Accounting and Taxation

  • Abbreviation: J. Account. Taxation
  • Language: English
  • ISSN: 2141-6664
  • DOI: 10.5897/JAT
  • Start Year: 2009
  • Published Articles: 113

Full Length Research Paper

Corporate social responsibility performance and tax aggressiveness

Mgbame C. O.
  • Mgbame C. O.
  • Department of Accounting, University of Benin, Nigeria.
  • Google Scholar
Chijoke-Mgbame M. A.
  • Chijoke-Mgbame M. A.
  • Accounting and Finance Department, Demontfort University, Leicester, United Kingdom.
  • Google Scholar
Yekini, S.
  • Yekini, S.
  • School of Economics, Finance and Accounting, Coventry University. United Kingdom.
  • Google Scholar
Yekini C. Kemi
  • Yekini C. Kemi
  • Accounting and Finance Department, Demontfort University, Leicester, United Kingdom.
  • Google Scholar


  •  Received: 22 June 2017
  •  Accepted: 24 August 2017
  •  Published: 30 September 2017

Abstract
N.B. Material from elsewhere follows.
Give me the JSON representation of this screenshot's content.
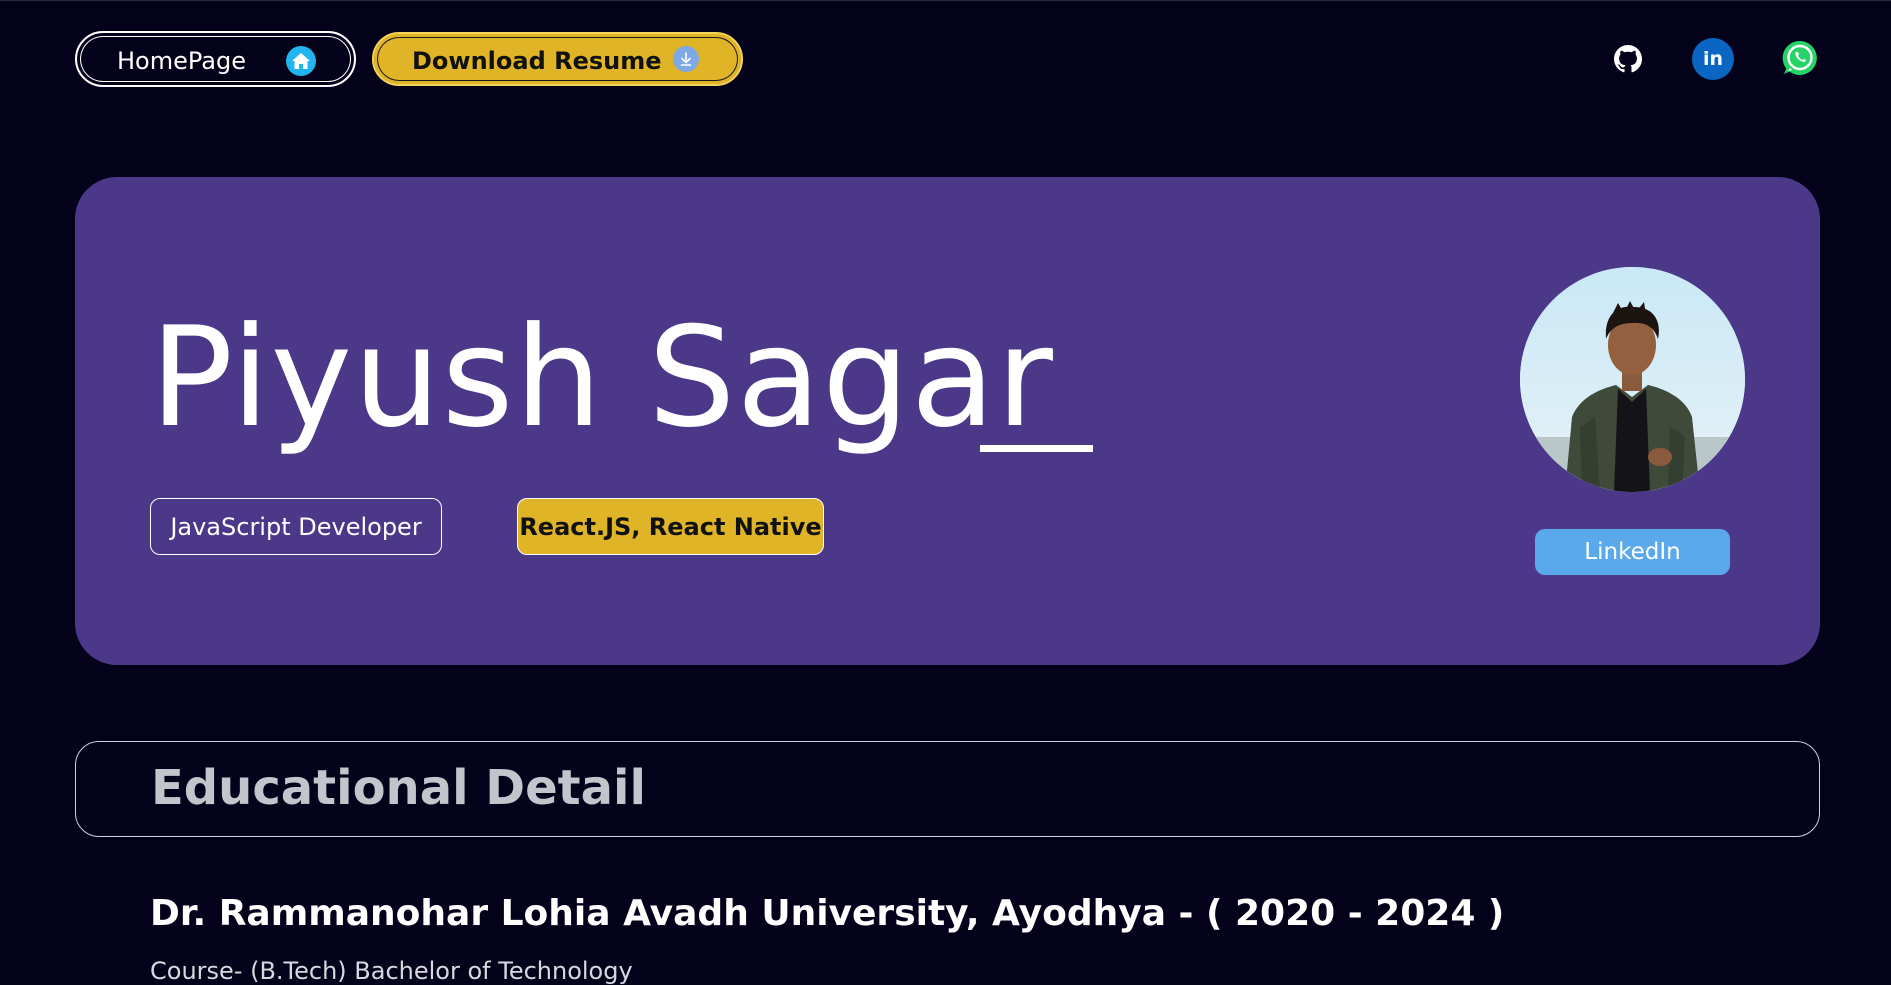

This study investigated the effect of corporate social responsibility (CSR) performance on tax aggressiveness of listed firms in Nigeria. A cross-sectional research design was utilized for the study, and data were collected from the published annual reports. Using a sample of 50 companies for the period of 2007 to 2013, the findings of the study reveal that there is a negative relationship between CSR performance and tax aggressiveness in Nigeria. A significant relationship was also found between firm size and tax aggressiveness, though with mixed positive and negative results. In addition, the results reveal a negative and significant relationship between firm performance and tax aggressiveness, and the extent of tax aggressiveness is reinforcing. It can be concluded that firms are more or less likely to engage in tax aggressiveness depending on their CSR standpoints and dimension and other corporate characteristics. It is recommended that more attention should be given by tax administrations to understand conditions where tax aggressiveness is more likely and measures should be put in place to combat it.

Key words: Corporate social responsibility, tax, Nigeria.